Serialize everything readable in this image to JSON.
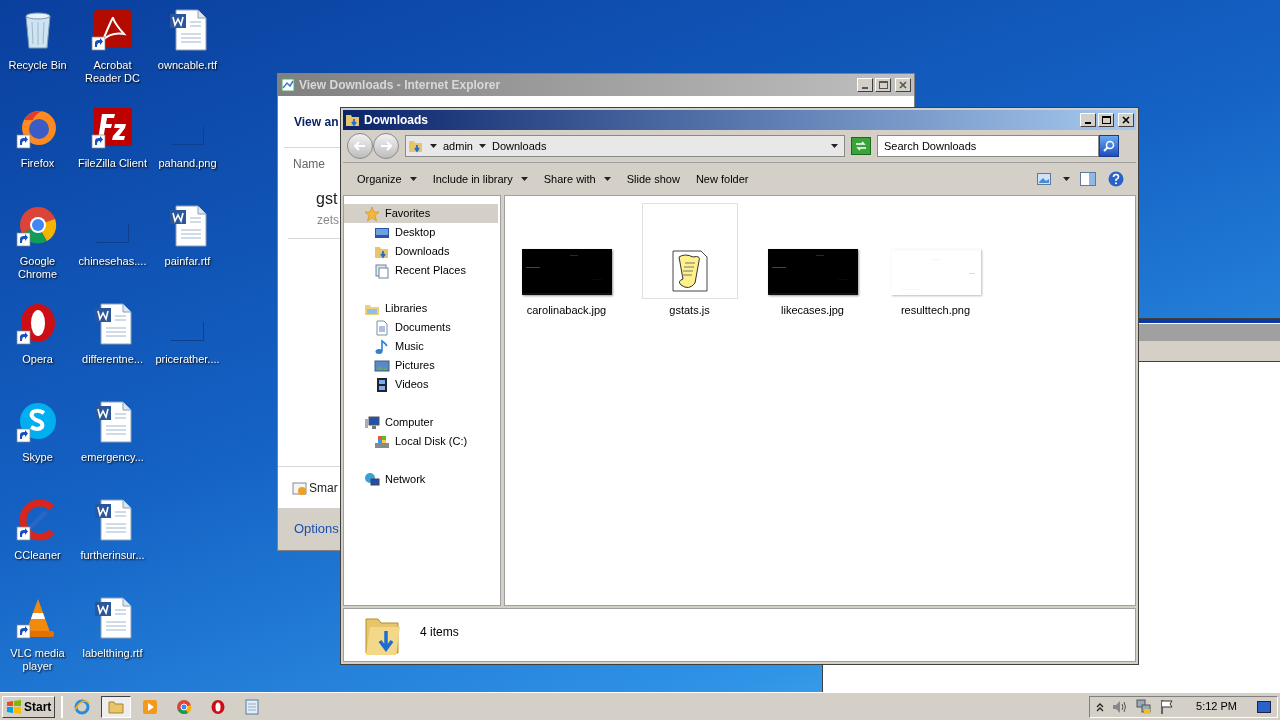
{
  "desktop": {
    "columns": [
      [
        {
          "label": "Recycle Bin",
          "kind": "recycle",
          "shortcut": false
        },
        {
          "label": "Firefox",
          "kind": "firefox",
          "shortcut": true
        },
        {
          "label": "Google Chrome",
          "kind": "chrome",
          "shortcut": true
        },
        {
          "label": "Opera",
          "kind": "opera",
          "shortcut": true
        },
        {
          "label": "Skype",
          "kind": "skype",
          "shortcut": true
        },
        {
          "label": "CCleaner",
          "kind": "ccleaner",
          "shortcut": true
        },
        {
          "label": "VLC media player",
          "kind": "vlc",
          "shortcut": true
        }
      ],
      [
        {
          "label": "Acrobat Reader DC",
          "kind": "acrobat",
          "shortcut": true
        },
        {
          "label": "FileZilla Client",
          "kind": "filezilla",
          "shortcut": true
        },
        {
          "label": "chinesehas....",
          "kind": "blank",
          "shortcut": false
        },
        {
          "label": "differentne...",
          "kind": "word",
          "shortcut": false
        },
        {
          "label": "emergency...",
          "kind": "word",
          "shortcut": false
        },
        {
          "label": "furtherinsur...",
          "kind": "word",
          "shortcut": false
        },
        {
          "label": "labelthing.rtf",
          "kind": "word",
          "shortcut": false
        }
      ],
      [
        {
          "label": "owncable.rtf",
          "kind": "word",
          "shortcut": false
        },
        {
          "label": "pahand.png",
          "kind": "blank",
          "shortcut": false
        },
        {
          "label": "painfar.rtf",
          "kind": "word",
          "shortcut": false
        },
        {
          "label": "pricerather....",
          "kind": "blank",
          "shortcut": false
        }
      ]
    ]
  },
  "ie_window": {
    "title": "View Downloads - Internet Explorer",
    "heading": "View an",
    "column_header": "Name",
    "item_name": "gst",
    "item_detail": "zets",
    "notice": "Smar",
    "options": "Options"
  },
  "explorer": {
    "title": "Downloads",
    "breadcrumb": [
      "admin",
      "Downloads"
    ],
    "search_placeholder": "Search Downloads",
    "toolbar": [
      {
        "label": "Organize",
        "dropdown": true
      },
      {
        "label": "Include in library",
        "dropdown": true
      },
      {
        "label": "Share with",
        "dropdown": true
      },
      {
        "label": "Slide show",
        "dropdown": false
      },
      {
        "label": "New folder",
        "dropdown": false
      }
    ],
    "nav": [
      {
        "label": "Favorites",
        "kind": "star",
        "selected": true,
        "children": [
          {
            "label": "Desktop",
            "kind": "desktop",
            "selected": false
          },
          {
            "label": "Downloads",
            "kind": "downloads",
            "selected": false
          },
          {
            "label": "Recent Places",
            "kind": "recent",
            "selected": false
          }
        ]
      },
      {
        "label": "Libraries",
        "kind": "libraries",
        "selected": false,
        "children": [
          {
            "label": "Documents",
            "kind": "documents",
            "selected": false
          },
          {
            "label": "Music",
            "kind": "music",
            "selected": false
          },
          {
            "label": "Pictures",
            "kind": "pictures",
            "selected": false
          },
          {
            "label": "Videos",
            "kind": "videos",
            "selected": false
          }
        ]
      },
      {
        "label": "Computer",
        "kind": "computer",
        "selected": false,
        "children": [
          {
            "label": "Local Disk (C:)",
            "kind": "disk",
            "selected": false
          }
        ]
      },
      {
        "label": "Network",
        "kind": "network",
        "selected": false
      }
    ],
    "files": [
      {
        "name": "carolinaback.jpg",
        "kind": "dark-image",
        "highlighted": false
      },
      {
        "name": "gstats.js",
        "kind": "script",
        "highlighted": true
      },
      {
        "name": "likecases.jpg",
        "kind": "dark-image",
        "highlighted": false
      },
      {
        "name": "resulttech.png",
        "kind": "light-image",
        "highlighted": false
      }
    ],
    "status": "4 items"
  },
  "taskbar": {
    "start": "Start",
    "apps": [
      {
        "kind": "ie",
        "selected": false
      },
      {
        "kind": "explorer",
        "selected": true
      },
      {
        "kind": "media",
        "selected": false
      },
      {
        "kind": "chrome",
        "selected": false
      },
      {
        "kind": "opera",
        "selected": false
      },
      {
        "kind": "notepad",
        "selected": false
      }
    ],
    "clock": "5:12 PM"
  }
}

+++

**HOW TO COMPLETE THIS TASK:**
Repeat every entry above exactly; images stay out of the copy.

**ANSWER TO THE EXERCISE:**
Serialize everything readable in this image to JSON.
{
  "desktop": {
    "columns": [
      [
        {
          "label": "Recycle Bin",
          "kind": "recycle",
          "shortcut": false
        },
        {
          "label": "Firefox",
          "kind": "firefox",
          "shortcut": true
        },
        {
          "label": "Google Chrome",
          "kind": "chrome",
          "shortcut": true
        },
        {
          "label": "Opera",
          "kind": "opera",
          "shortcut": true
        },
        {
          "label": "Skype",
          "kind": "skype",
          "shortcut": true
        },
        {
          "label": "CCleaner",
          "kind": "ccleaner",
          "shortcut": true
        },
        {
          "label": "VLC media player",
          "kind": "vlc",
          "shortcut": true
        }
      ],
      [
        {
          "label": "Acrobat Reader DC",
          "kind": "acrobat",
          "shortcut": true
        },
        {
          "label": "FileZilla Client",
          "kind": "filezilla",
          "shortcut": true
        },
        {
          "label": "chinesehas....",
          "kind": "blank",
          "shortcut": false
        },
        {
          "label": "differentne...",
          "kind": "word",
          "shortcut": false
        },
        {
          "label": "emergency...",
          "kind": "word",
          "shortcut": false
        },
        {
          "label": "furtherinsur...",
          "kind": "word",
          "shortcut": false
        },
        {
          "label": "labelthing.rtf",
          "kind": "word",
          "shortcut": false
        }
      ],
      [
        {
          "label": "owncable.rtf",
          "kind": "word",
          "shortcut": false
        },
        {
          "label": "pahand.png",
          "kind": "blank",
          "shortcut": false
        },
        {
          "label": "painfar.rtf",
          "kind": "word",
          "shortcut": false
        },
        {
          "label": "pricerather....",
          "kind": "blank",
          "shortcut": false
        }
      ]
    ]
  },
  "ie_window": {
    "title": "View Downloads - Internet Explorer",
    "heading": "View an",
    "column_header": "Name",
    "item_name": "gst",
    "item_detail": "zets",
    "notice": "Smar",
    "options": "Options"
  },
  "explorer": {
    "title": "Downloads",
    "breadcrumb": [
      "admin",
      "Downloads"
    ],
    "search_placeholder": "Search Downloads",
    "toolbar": [
      {
        "label": "Organize",
        "dropdown": true
      },
      {
        "label": "Include in library",
        "dropdown": true
      },
      {
        "label": "Share with",
        "dropdown": true
      },
      {
        "label": "Slide show",
        "dropdown": false
      },
      {
        "label": "New folder",
        "dropdown": false
      }
    ],
    "nav": [
      {
        "label": "Favorites",
        "kind": "star",
        "selected": true,
        "children": [
          {
            "label": "Desktop",
            "kind": "desktop",
            "selected": false
          },
          {
            "label": "Downloads",
            "kind": "downloads",
            "selected": false
          },
          {
            "label": "Recent Places",
            "kind": "recent",
            "selected": false
          }
        ]
      },
      {
        "label": "Libraries",
        "kind": "libraries",
        "selected": false,
        "children": [
          {
            "label": "Documents",
            "kind": "documents",
            "selected": false
          },
          {
            "label": "Music",
            "kind": "music",
            "selected": false
          },
          {
            "label": "Pictures",
            "kind": "pictures",
            "selected": false
          },
          {
            "label": "Videos",
            "kind": "videos",
            "selected": false
          }
        ]
      },
      {
        "label": "Computer",
        "kind": "computer",
        "selected": false,
        "children": [
          {
            "label": "Local Disk (C:)",
            "kind": "disk",
            "selected": false
          }
        ]
      },
      {
        "label": "Network",
        "kind": "network",
        "selected": false
      }
    ],
    "files": [
      {
        "name": "carolinaback.jpg",
        "kind": "dark-image",
        "highlighted": false
      },
      {
        "name": "gstats.js",
        "kind": "script",
        "highlighted": true
      },
      {
        "name": "likecases.jpg",
        "kind": "dark-image",
        "highlighted": false
      },
      {
        "name": "resulttech.png",
        "kind": "light-image",
        "highlighted": false
      }
    ],
    "status": "4 items"
  },
  "taskbar": {
    "start": "Start",
    "apps": [
      {
        "kind": "ie",
        "selected": false
      },
      {
        "kind": "explorer",
        "selected": true
      },
      {
        "kind": "media",
        "selected": false
      },
      {
        "kind": "chrome",
        "selected": false
      },
      {
        "kind": "opera",
        "selected": false
      },
      {
        "kind": "notepad",
        "selected": false
      }
    ],
    "clock": "5:12 PM"
  }
}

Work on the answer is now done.